By the 18th Century each island had kept its own Assembly and made its own laws, but continued to share one Governor and one Attorney-General. Although unpopular, Stapleton's Federation was never really dissolved but simply replaced by other arrangements.
Between 1816 and 1833 the Leewards were divided into two groups, each with its own Governor: St. Christopher-Nevis-Anguilla and Antigua-Barbuda-Montserrat. In 1833 all the Leeward Islands were brought together and Dominica was added to the grouping until 1940.
In 1869, Governor Benjamin Pine was assigned the task of organizing a federation of Antigua-Barbuda, Dominica, Montserrat, Nevis, St. Kitts, Anguilla and the British Virgin Islands. St. Kitts and Nevis however opposed sharing their government funds with Antigua and Montserrat, which were bankrupt. Governor Pine told the Colonial Office that the scheme had failed due to "local prejudice and self-interest". Thus the only achievement was giving the Leewards a single Governor. All laws and ordinances, however, had to be approved by the each island council.
In 1871 the British government passed the Leeward Islands Act through which all the islands were under one Governor and one set of laws. Each island was called "Presidency" under its own Administrator or Commissioner. Like earlier groupings this federation was unpopular but was not dissolved until 1956 to make way for the Federation of the West Indies. The Federal Colony was composed of all islands organized under Governor Pine's previous attempt.

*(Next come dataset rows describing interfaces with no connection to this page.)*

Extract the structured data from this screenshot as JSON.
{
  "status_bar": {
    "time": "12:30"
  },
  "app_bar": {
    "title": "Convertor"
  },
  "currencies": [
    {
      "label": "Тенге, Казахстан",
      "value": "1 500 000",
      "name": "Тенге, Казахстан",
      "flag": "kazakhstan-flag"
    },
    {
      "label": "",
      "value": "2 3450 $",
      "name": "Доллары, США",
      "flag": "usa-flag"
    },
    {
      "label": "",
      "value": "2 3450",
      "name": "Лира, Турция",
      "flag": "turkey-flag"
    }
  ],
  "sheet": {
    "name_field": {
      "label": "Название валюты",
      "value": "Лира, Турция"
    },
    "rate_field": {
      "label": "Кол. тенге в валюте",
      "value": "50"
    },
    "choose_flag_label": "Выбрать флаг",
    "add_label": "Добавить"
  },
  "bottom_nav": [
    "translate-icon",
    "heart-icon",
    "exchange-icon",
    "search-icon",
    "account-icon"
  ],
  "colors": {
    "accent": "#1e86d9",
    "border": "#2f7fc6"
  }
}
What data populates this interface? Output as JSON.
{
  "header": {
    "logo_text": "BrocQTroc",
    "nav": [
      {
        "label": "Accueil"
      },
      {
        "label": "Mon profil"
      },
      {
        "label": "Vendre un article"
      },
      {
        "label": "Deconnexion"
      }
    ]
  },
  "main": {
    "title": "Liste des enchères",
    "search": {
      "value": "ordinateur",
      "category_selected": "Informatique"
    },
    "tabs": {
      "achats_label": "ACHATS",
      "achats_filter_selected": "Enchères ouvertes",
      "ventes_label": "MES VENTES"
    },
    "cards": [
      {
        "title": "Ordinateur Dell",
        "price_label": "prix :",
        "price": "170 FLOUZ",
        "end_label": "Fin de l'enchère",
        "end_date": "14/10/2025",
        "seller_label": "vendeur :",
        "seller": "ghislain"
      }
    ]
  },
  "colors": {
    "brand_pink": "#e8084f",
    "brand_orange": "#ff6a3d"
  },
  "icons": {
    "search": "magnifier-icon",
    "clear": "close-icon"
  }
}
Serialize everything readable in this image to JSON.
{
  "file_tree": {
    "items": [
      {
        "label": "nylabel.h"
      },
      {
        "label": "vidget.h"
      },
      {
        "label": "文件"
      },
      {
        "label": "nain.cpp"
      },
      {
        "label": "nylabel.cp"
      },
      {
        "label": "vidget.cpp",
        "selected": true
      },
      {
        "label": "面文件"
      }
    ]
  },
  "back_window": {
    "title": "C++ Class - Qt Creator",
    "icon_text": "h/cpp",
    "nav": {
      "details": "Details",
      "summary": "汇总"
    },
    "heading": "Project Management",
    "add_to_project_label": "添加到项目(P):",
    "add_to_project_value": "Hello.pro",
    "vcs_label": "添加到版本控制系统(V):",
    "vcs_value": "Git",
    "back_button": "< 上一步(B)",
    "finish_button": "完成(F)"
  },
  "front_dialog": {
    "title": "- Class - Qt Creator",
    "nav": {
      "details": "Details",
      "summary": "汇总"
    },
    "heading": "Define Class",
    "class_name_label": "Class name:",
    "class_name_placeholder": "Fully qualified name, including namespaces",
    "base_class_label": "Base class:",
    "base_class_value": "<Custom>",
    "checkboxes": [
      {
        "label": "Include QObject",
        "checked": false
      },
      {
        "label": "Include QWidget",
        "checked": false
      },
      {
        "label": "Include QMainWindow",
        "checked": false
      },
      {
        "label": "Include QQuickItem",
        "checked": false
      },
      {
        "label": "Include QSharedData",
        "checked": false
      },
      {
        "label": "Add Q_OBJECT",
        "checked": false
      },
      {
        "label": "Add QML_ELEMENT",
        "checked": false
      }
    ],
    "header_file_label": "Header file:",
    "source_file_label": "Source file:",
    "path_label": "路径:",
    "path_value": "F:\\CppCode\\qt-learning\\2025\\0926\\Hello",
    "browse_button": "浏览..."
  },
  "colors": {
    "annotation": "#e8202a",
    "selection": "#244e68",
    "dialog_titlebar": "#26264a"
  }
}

In 1833 the Windward Islands became a formal union called the Windward Islands Colony. In 1838, Trinidad (acquired in 1802) and St. Lucia (acquired in 1814) were brought into the Windward Islands Colony, but were not given their own assemblies (having previously been Crown Colonies). In 1840 Trinidad left the Colony. The Windward Islands Colony was unpopular as Barbados wished to retain its separate identity and ancient institutions, while the other colonies did not enjoy the association with Barbados (but needed such an association for defence against French invasions until 1815).